cd ubuntuway-defaults debuild
A package file should appear in the parent directory, called ubuntuway-defaults_0.1_all.deb. Just double click the file and choose Install. To see this in action, you also need to install ubiquity-slideshow-ubuntu and download the slideshow testing tool (Slideshow.py). Sorry, just a little more terminal stuff ahead.
Open a terminal pointed to wherever you downloaded Slideshow.py.
chmod +x Slideshow.py ./Slideshow.py --path=/usr/share/ubiquity-slideshow --locale='en@piglatin'
Now, about that text…

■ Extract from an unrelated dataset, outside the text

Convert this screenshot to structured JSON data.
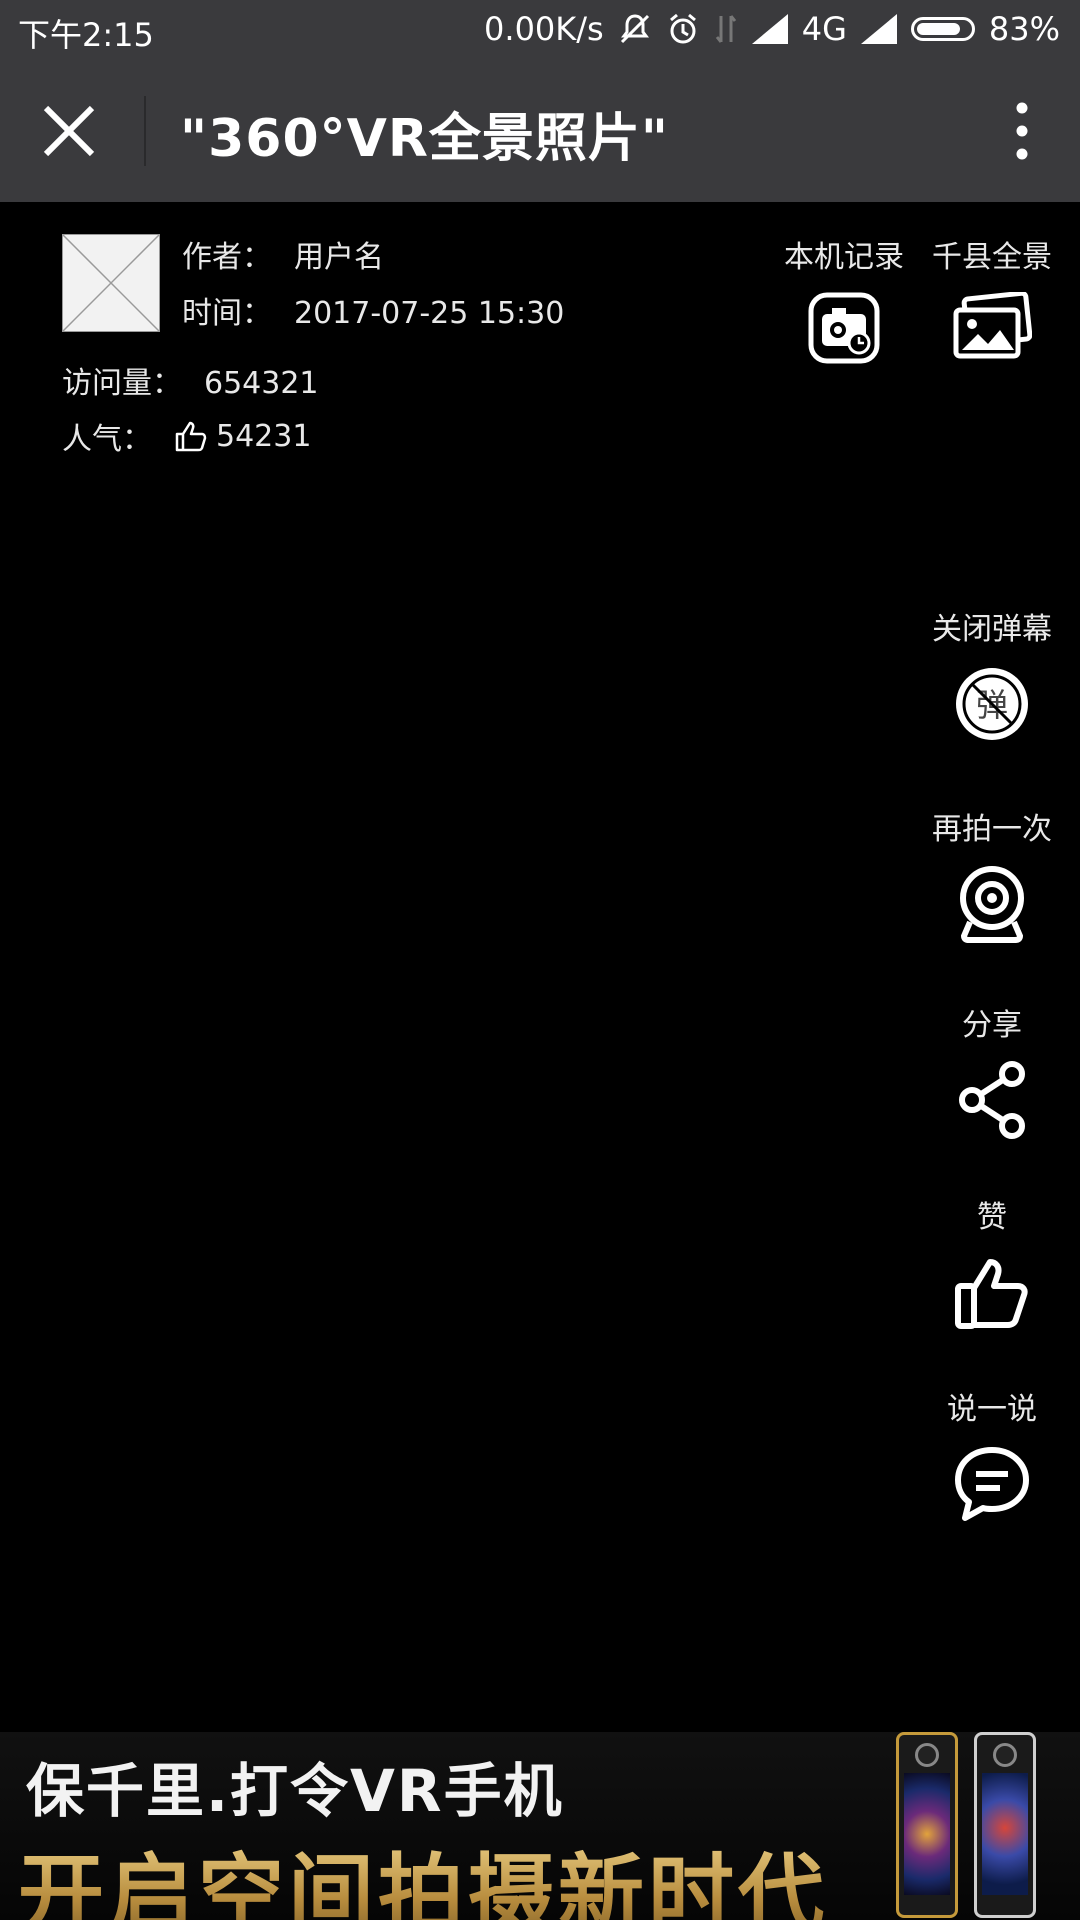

We’re going to add some information that we know will be useful for people who receive this disk image, and we will translate some stuff into Pig Latin as an example. The files we need to replace are called welcome.html and gethelp.html, and they’re html files, so if you know HTML it will be a piece of cake.
Again, the easiest thing is to find the files we need from the base ubiquity-slideshow and copy them. In this case, we’ll copy and paste the files and then edit them with our changes. But before you do that, remember that the slideshow is very likely to be available in your language. Before you copy slides from /usr/share/ubiquity-slideshow/slides, look for them under your locale at /usr/share/ubiquity-slideshow/slides/l10n.
With this example, there is (of course) no Pig Latin translation to base on, so we will just add some new stuff on top of the English slideshow. In theory, we could actually translate all the slides to Pig Latin here, but that would make a very poor example because it shouldn’t be necessary: the best practice for this part is to do translations in the ubiquity-slideshow project, and then just tweak those translations in the defaults package.
Open welcome.html in your favourite text editor, look for the content, and do what you want. Be careful, though: a syntax error can cause all sorts of problems.
To see the changes we need to build the package again.
cd ubuntuway-defaults debuild sudo dpkg -i ../ubuntuway-defaults_0.1_all.deb ./Slideshow.py --path=/usr/share/ubiquity-slideshow --locale='en@piglatin'
Now that we have the defaults package figured out, we can go one step further: build a disk image!
mkdir image-builder-tmp cd image-builder-tmp ubuntu-defaults-image --package=../ubuntuway-defaults_0.1_all.deb
This will take a while. When it’s done, it will spit out a file called livecd.ubuntu.iso. Just load that in VirtualBox or something of the sort. When you install, it should look exactly like the preview. (Assuming you use a language that can be selected in Ubiquity, and that language has been selected).
That should get you started. I hope you like it! Go ahead and download the ubuntuway-defaults source package to explore, and please share how it goes.